WASHINGTON—The number of high school students playing sports reached an all-time high this past school year, and the gap between the number of boys playing baseball and soccer narrowed, according to the annual High School Athletics Participation Survey, released Tuesday.
The data, collected by the National Federation of State High School Associations, come from the 50 state high school athletic/activity associations, plus the District of Columbia.
In all, nearly 7,668,000 students participated in high school sports during the 2010-11 school year, an increase of almost 40,000 over 2009-10.
“While the overall increase was not as much as we’ve seen in the past few years, we are definitely encouraged with these totals given the financial challenges facing our nation’s high schools,” Bob Gardner, NFHS executive director, said in a press release. “The benefits of education-based athletics at the high school level are well-documented, and we encourage communities throughout the nation to keep these doors of opportunity open.”
The survey found 55.5 percent of students enrolled in high schools participated in athletics, Gardner said.
Not surprisingly, 11-player football sits at the top of the participation list, with 1,108,441 student-athletes participating during the 2010-11 school year. That sport saw a slight dip from the 2009-10 school year, when 1,109,279 student-athletes played.
Track and field had 579,302 male and 475,265 female athletes, while basketball attracted 545,844 male and 438,933 female student-athletes.
The survey found that the gap between the number of male baseball players and male soccer players, 471,025 vs. 398,351, had narrowed by 7,441 athletes this past school year.
Among girls sports, lacrosse experienced the greatest one-year increase, as an additional 6,155 girls—9 percent—participated this past school year. The increase put female lacrosse into the 10 most-played female sports in high school for the first time, passing golf.
The NFHS noted: “Although the rise in girls’ participation numbers was not as large this past year (due, in part, to significant drops in competitive-spirit numbers in two states), the percentage increase rate has more than doubled the rate for boys during the past 20 years—63 percent to 31 percent.”
“Twenty years ago, girls constituted 36 percent of the total number of participants; this past year, that number has climbed to 41 percent. In Oklahoma, the number of girls participants actually exceeded the number of boys this past year—44,112 to 42,694.”

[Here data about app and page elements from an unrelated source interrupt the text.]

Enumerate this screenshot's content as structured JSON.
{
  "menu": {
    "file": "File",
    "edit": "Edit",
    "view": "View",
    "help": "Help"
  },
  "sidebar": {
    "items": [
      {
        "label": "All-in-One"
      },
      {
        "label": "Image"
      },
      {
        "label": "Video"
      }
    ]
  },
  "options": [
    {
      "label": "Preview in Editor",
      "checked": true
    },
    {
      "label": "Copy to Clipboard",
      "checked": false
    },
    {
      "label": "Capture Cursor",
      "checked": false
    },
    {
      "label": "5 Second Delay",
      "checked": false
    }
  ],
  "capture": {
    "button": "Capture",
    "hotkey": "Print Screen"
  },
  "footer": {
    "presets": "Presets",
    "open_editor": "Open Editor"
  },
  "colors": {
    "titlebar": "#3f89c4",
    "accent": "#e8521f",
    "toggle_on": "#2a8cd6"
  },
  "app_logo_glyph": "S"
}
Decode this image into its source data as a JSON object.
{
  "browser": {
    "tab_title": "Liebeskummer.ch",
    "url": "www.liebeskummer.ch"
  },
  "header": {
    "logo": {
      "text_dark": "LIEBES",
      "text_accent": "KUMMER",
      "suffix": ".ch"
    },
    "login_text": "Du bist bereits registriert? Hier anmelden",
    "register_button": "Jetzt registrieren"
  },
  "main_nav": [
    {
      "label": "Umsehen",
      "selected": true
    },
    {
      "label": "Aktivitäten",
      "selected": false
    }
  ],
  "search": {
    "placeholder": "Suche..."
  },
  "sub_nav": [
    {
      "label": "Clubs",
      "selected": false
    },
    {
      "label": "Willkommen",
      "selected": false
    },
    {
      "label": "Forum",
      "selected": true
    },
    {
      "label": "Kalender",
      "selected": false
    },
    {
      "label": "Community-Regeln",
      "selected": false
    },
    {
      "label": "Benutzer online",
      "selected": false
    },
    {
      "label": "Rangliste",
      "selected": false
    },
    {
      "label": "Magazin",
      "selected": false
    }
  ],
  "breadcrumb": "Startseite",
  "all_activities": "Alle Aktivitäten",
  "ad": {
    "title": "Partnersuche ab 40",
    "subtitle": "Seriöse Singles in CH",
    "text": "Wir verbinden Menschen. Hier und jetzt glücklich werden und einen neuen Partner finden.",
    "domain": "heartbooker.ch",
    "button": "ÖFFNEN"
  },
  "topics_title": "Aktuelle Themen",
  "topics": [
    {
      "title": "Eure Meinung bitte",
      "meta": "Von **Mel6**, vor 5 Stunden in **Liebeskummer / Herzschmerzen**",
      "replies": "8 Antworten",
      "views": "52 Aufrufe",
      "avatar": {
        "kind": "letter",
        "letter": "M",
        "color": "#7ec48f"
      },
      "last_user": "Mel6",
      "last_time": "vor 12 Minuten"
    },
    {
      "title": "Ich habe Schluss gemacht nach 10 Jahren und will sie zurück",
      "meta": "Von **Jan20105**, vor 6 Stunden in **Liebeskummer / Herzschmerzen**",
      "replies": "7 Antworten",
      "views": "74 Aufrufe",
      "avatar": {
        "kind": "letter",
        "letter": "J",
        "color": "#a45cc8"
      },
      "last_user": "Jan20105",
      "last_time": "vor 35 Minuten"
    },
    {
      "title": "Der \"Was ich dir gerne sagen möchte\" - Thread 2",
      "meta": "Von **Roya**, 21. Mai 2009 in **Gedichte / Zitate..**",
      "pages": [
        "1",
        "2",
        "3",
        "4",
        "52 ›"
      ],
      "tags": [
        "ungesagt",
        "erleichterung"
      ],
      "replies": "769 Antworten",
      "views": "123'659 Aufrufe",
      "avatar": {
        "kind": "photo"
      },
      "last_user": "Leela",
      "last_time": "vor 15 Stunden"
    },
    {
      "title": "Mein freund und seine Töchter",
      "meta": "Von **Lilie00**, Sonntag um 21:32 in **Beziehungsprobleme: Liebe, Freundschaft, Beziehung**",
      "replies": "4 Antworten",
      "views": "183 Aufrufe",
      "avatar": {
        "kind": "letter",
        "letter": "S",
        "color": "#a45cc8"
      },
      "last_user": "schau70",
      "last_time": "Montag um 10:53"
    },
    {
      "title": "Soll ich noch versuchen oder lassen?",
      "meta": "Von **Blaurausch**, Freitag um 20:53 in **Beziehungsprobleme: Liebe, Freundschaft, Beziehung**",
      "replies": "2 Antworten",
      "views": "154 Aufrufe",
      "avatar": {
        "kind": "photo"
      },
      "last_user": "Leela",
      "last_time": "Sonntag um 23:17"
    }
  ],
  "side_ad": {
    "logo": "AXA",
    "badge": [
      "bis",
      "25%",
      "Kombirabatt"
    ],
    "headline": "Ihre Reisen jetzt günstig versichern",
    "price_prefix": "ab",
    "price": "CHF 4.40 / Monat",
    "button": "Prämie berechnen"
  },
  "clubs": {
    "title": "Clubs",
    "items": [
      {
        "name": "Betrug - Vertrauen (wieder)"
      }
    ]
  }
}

When the survey broke down high school athletics participation by state, the top 15 states held their spots from last year, with Texas, California, and New York at the top, in that order. Texas and California each had more than 700,000 student-athletes participating in high school sports last year; New York, Illinois, Ohio, Pennsylvania, and Michigan each had over 300,000.
Republished with permission from Education Week. Copyright © 2011 Editorial Projects in Education, Inc.